(Records excerpted from a collection)
----------
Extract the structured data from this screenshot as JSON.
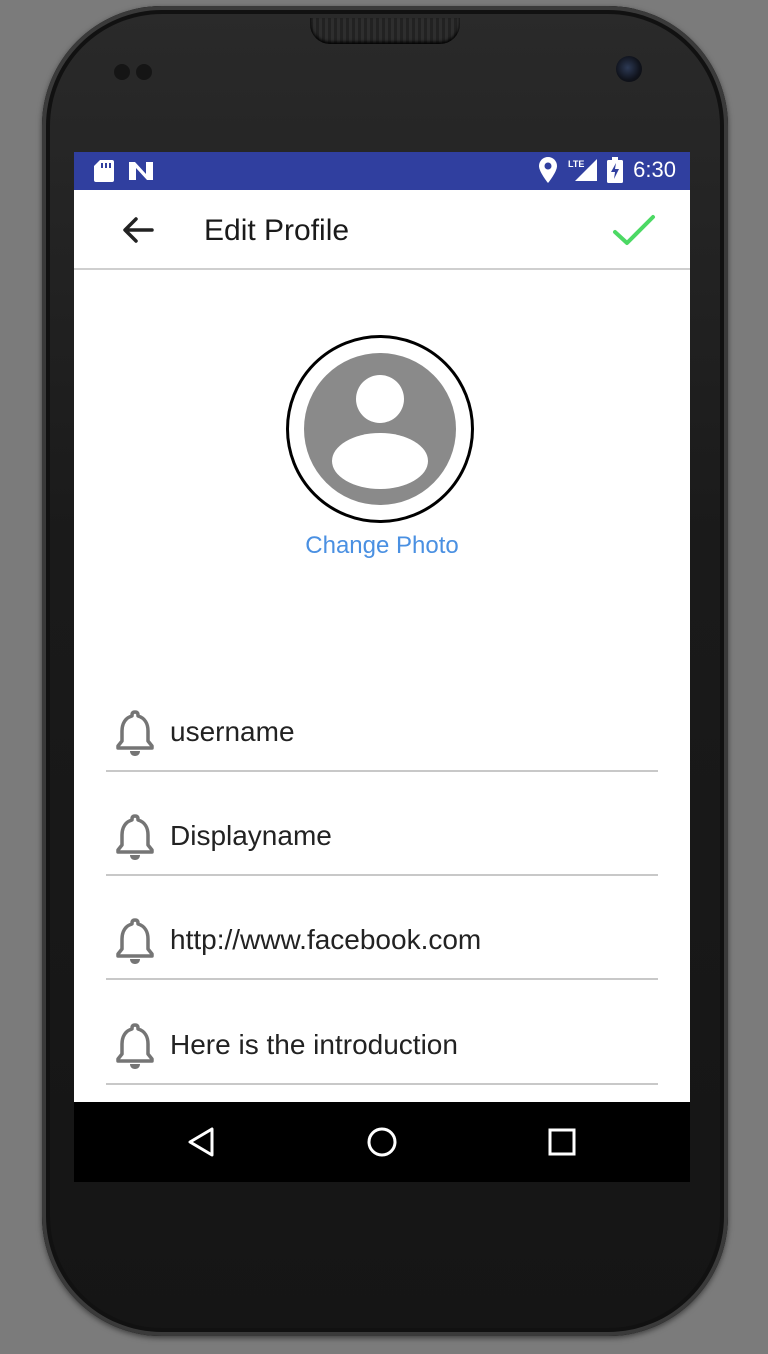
{
  "status_bar": {
    "time": "6:30",
    "network": "LTE",
    "icons": [
      "sd-card-icon",
      "n-notification-icon",
      "location-icon",
      "lte-signal-icon",
      "battery-charging-icon"
    ]
  },
  "toolbar": {
    "title": "Edit Profile",
    "back_icon": "arrow-back-icon",
    "confirm_icon": "check-icon"
  },
  "profile": {
    "change_photo_label": "Change Photo",
    "avatar_icon": "account-circle-icon"
  },
  "fields": [
    {
      "icon": "bell-icon",
      "value": "username"
    },
    {
      "icon": "bell-icon",
      "value": "Displayname"
    },
    {
      "icon": "bell-icon",
      "value": "http://www.facebook.com"
    },
    {
      "icon": "bell-icon",
      "value": "Here is the introduction"
    }
  ],
  "colors": {
    "status_bar": "#303f9f",
    "accent_link": "#4a90e2",
    "check": "#4cd964",
    "icon_gray": "#757575"
  }
}
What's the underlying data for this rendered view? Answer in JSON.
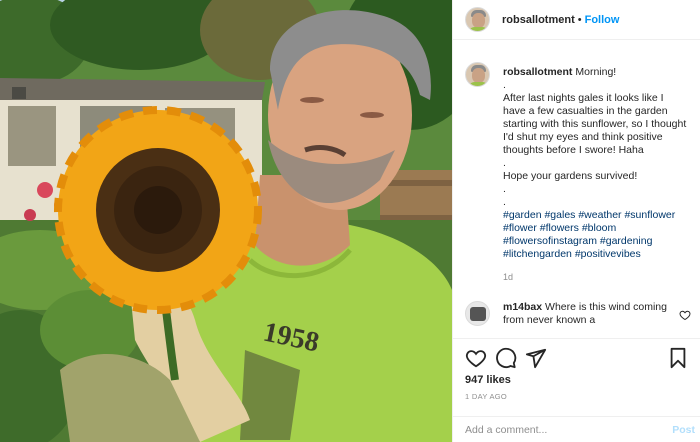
{
  "post": {
    "username": "robsallotment",
    "separator": "•",
    "follow_label": "Follow",
    "image_icon": "photo-sunflower-portrait",
    "print_text": "1958"
  },
  "caption": {
    "username": "robsallotment",
    "first": "Morning!",
    "dot1": ".",
    "body": "After last nights gales it looks like I have a few casualties in the garden starting with this sunflower, so I thought I'd shut my eyes and think positive thoughts before I swore! Haha",
    "dot2": ".",
    "line2": "Hope your gardens survived!",
    "dot3": ".",
    "dot4": ".",
    "hashtags": [
      "#garden",
      "#gales",
      "#weather",
      "#sunflower",
      "#flower",
      "#flowers",
      "#bloom",
      "#flowersofinstagram",
      "#gardening",
      "#litchengarden",
      "#positivevibes"
    ],
    "age": "1d"
  },
  "comments": [
    {
      "username": "m14bax",
      "text": "Where is this wind coming from never known a"
    }
  ],
  "actions": {
    "icons": [
      "heart-icon",
      "comment-icon",
      "share-icon",
      "bookmark-icon"
    ],
    "likes": "947 likes",
    "time_ago": "1 DAY AGO"
  },
  "add_comment": {
    "placeholder": "Add a comment...",
    "post_label": "Post"
  },
  "colors": {
    "link": "#0095f6",
    "hashtag": "#00376b",
    "muted": "#8e8e8e",
    "post_disabled": "#b2dffc",
    "shirt": "#a4d04b",
    "petal": "#f2a516"
  }
}
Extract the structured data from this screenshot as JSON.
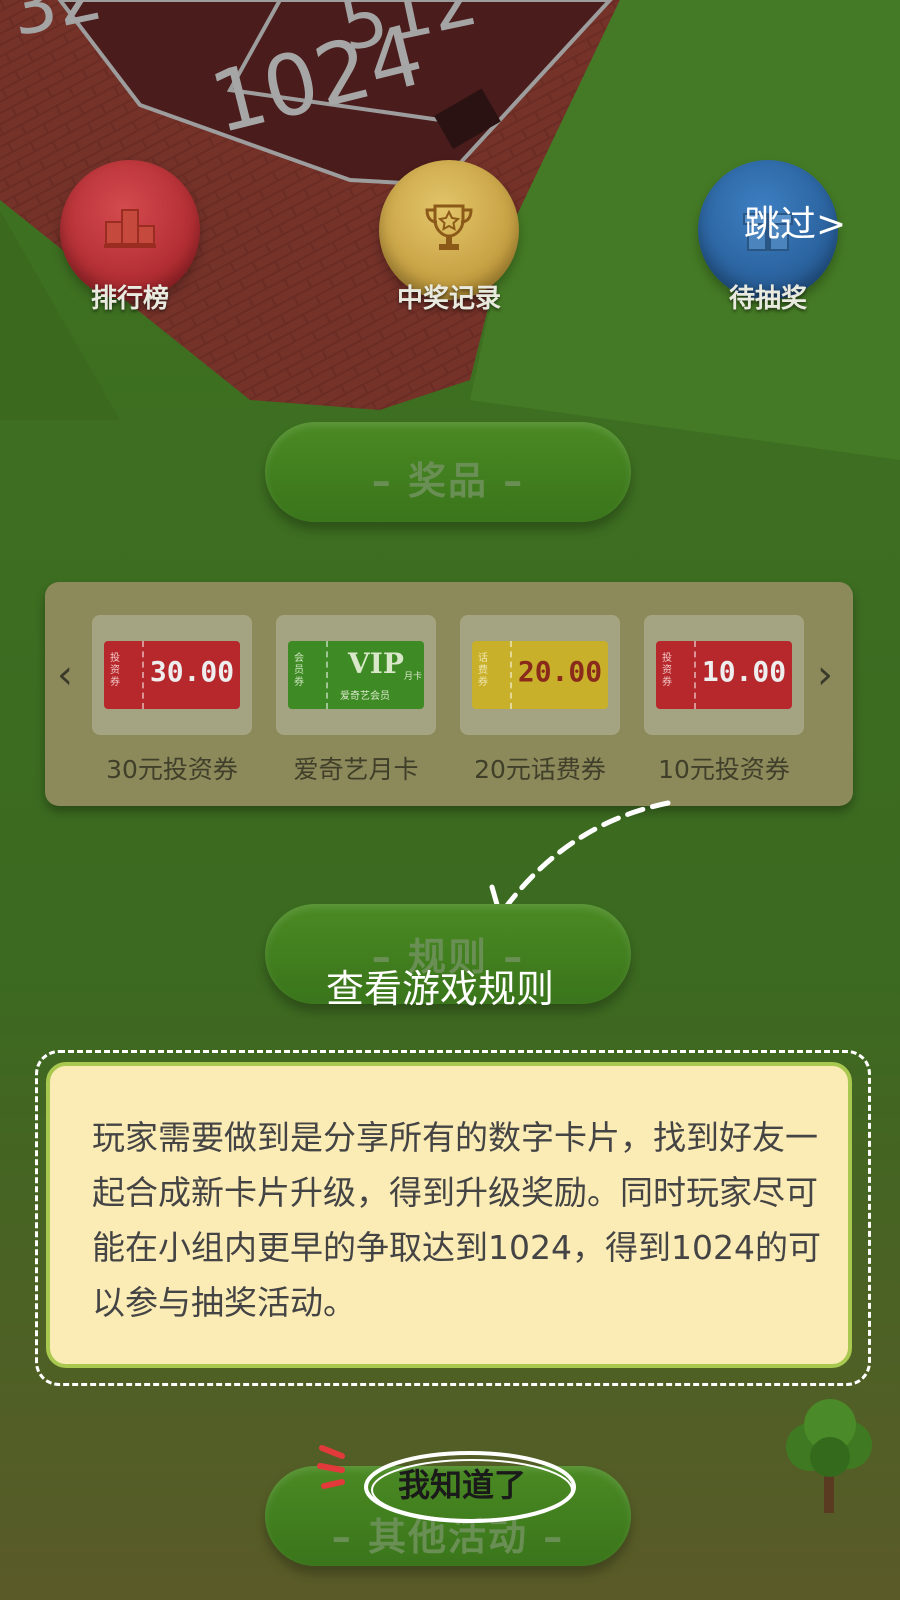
{
  "board": {
    "tile_left": "512",
    "tile_main": "1024",
    "tile_corner": "32"
  },
  "top_buttons": [
    {
      "label": "排行榜",
      "icon": "podium-icon",
      "color": "#b4242a"
    },
    {
      "label": "中奖记录",
      "icon": "trophy-icon",
      "color": "#c9a13a"
    },
    {
      "label": "待抽奖",
      "icon": "gift-icon",
      "color": "#2d6aa6"
    }
  ],
  "skip": {
    "label": "跳过>"
  },
  "sections": {
    "prizes_title": "– 奖品 –",
    "rules_title": "– 规则 –",
    "other_title": "– 其他活动 –"
  },
  "prizes": [
    {
      "name": "30元投资券",
      "amount": "30.00",
      "stub": "投资券",
      "color": "#b7282c"
    },
    {
      "name": "爱奇艺月卡",
      "amount": "VIP",
      "stub": "会员券",
      "sub": "爱奇艺会员",
      "tag": "月卡",
      "color": "#3e8a24"
    },
    {
      "name": "20元话费券",
      "amount": "20.00",
      "stub": "话费券",
      "color": "#c8b02a"
    },
    {
      "name": "10元投资券",
      "amount": "10.00",
      "stub": "投资券",
      "color": "#b7282c"
    }
  ],
  "hint": {
    "text": "查看游戏规则"
  },
  "rules": {
    "text": "玩家需要做到是分享所有的数字卡片，找到好友一起合成新卡片升级，得到升级奖励。同时玩家尽可能在小组内更早的争取达到1024，得到1024的可以参与抽奖活动。"
  },
  "confirm": {
    "label": "我知道了"
  }
}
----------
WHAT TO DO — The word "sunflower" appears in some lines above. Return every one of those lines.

REPLY —
    "image_icon": "photo-sunflower-portrait",
    "body": "After last nights gales it looks like I have a few casualties in the garden starting with this sunflower, so I thought I'd shut my eyes and think positive thoughts before I swore! Haha",
      "#sunflower",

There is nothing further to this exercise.